MINNEAPOLIS (WCCO) — On Thursday, Walmart announced it’s giving raises to 500,000 of its lowest-paid workers.
Starting in April, employees will make $9 per hour, which is $1.75 more per hour than the federal minimum wage.
By next February, that wage will increase to $10 per hour for people who are on the current payroll.
The company, which has been under pressure to pay its workers more, says the move will cost them $1 billion.
Wal-Mart follows in the footstep of Ikea, Aetna and the Gap, each of which have raised wages to $10 per hour or more over the past year.
None of these companies were required to give raises, so why did they?
Doug McMillon, Wal-Mart’s CEO, told CNBC Thursday morning that the idea behind the move is aimed at running a really good business.
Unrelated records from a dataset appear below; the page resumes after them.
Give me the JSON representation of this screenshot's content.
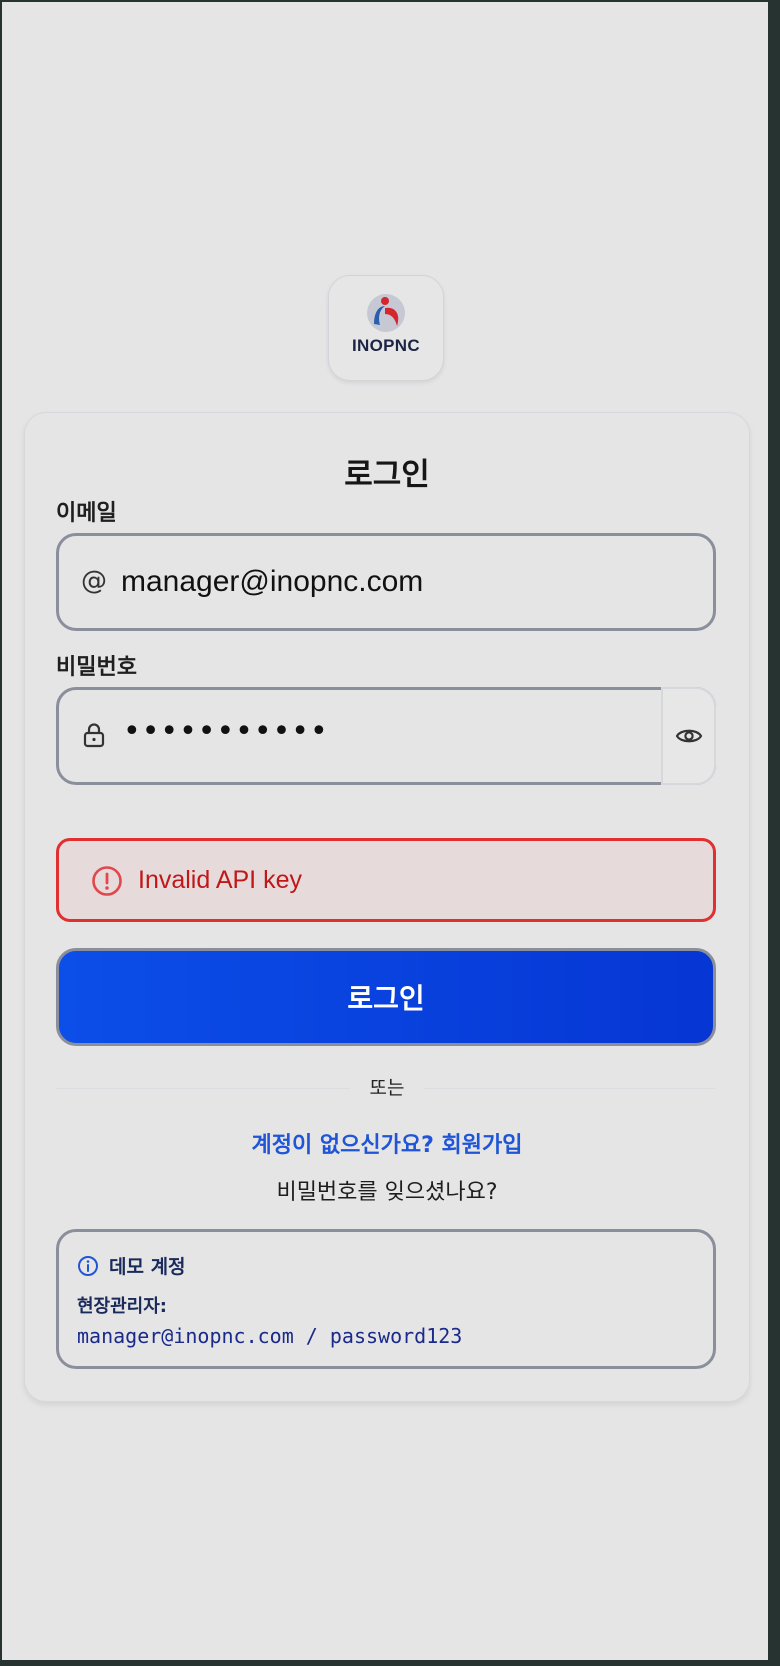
{
  "brand": {
    "name": "INOPNC"
  },
  "login": {
    "title": "로그인",
    "email_label": "이메일",
    "email_value": "manager@inopnc.com",
    "password_label": "비밀번호",
    "password_masked": "•••••••••••",
    "error_message": "Invalid API key",
    "submit_label": "로그인",
    "divider_text": "또는",
    "signup_link": "계정이 없으신가요? 회원가입",
    "forgot_link": "비밀번호를 잊으셨나요?"
  },
  "demo": {
    "title": "데모 계정",
    "role": "현장관리자:",
    "credentials": "manager@inopnc.com / password123"
  },
  "colors": {
    "primary": "#0c4ee8",
    "error": "#e03030",
    "link": "#1f55d6"
  }
}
He says more engaged employees would improve customer service.
“We want to provide a great customer experience and we want our associates to know how much we value them,” McMillon said.
Experts have speculated there’s a corporate image element to the decision, and the company is making a good public relations move in light of recent criticism about its wages.
“Sounds generous at first, but I think they’re just trying to get ahead of the curve,” University of St. Thomas Department of Finance Professor Dave Vang said. “The minimum wage is going to go up eventually one way or another. And so if they can be there ahead of time, it gives them good PR. It also gives them a little bit of more, I suppose, political leverage because frequently they have a history of individuals wanting them to unionize.”
As the economy continues to improve, the job market has been tightening, making competition for workers fiercer, especially in the retail market.
“They kind of compete for the same labor pool as some smaller retailers, and so this kind of gives them an edge against them,” Vang said.
He says the move will ultimately help reduce turnover. After Gap first announced its wage increase, the company said its Old Navy job applications jumped 20 percent.
In June, Gap CEO Glenn Murphy told CBS This Morning, “Our instincts are that when it’s all said and done, this is a race for talent.”
In 1914, Henry Ford raised wages to $5 per day. He later said he did it to increase his employees’ buying power, which would in turn make them better Ford customers.
“He was a brilliant business mind, but he wasn’t necessarily always truthful,” Vang said. “The math isn’t going to work out, but it was a nice way to keep unions from entering into his industry at that point in time and it was a way to cut down on the turnover.”
Professor Vang says the higher pay at Walmart could force other companies to also give raises.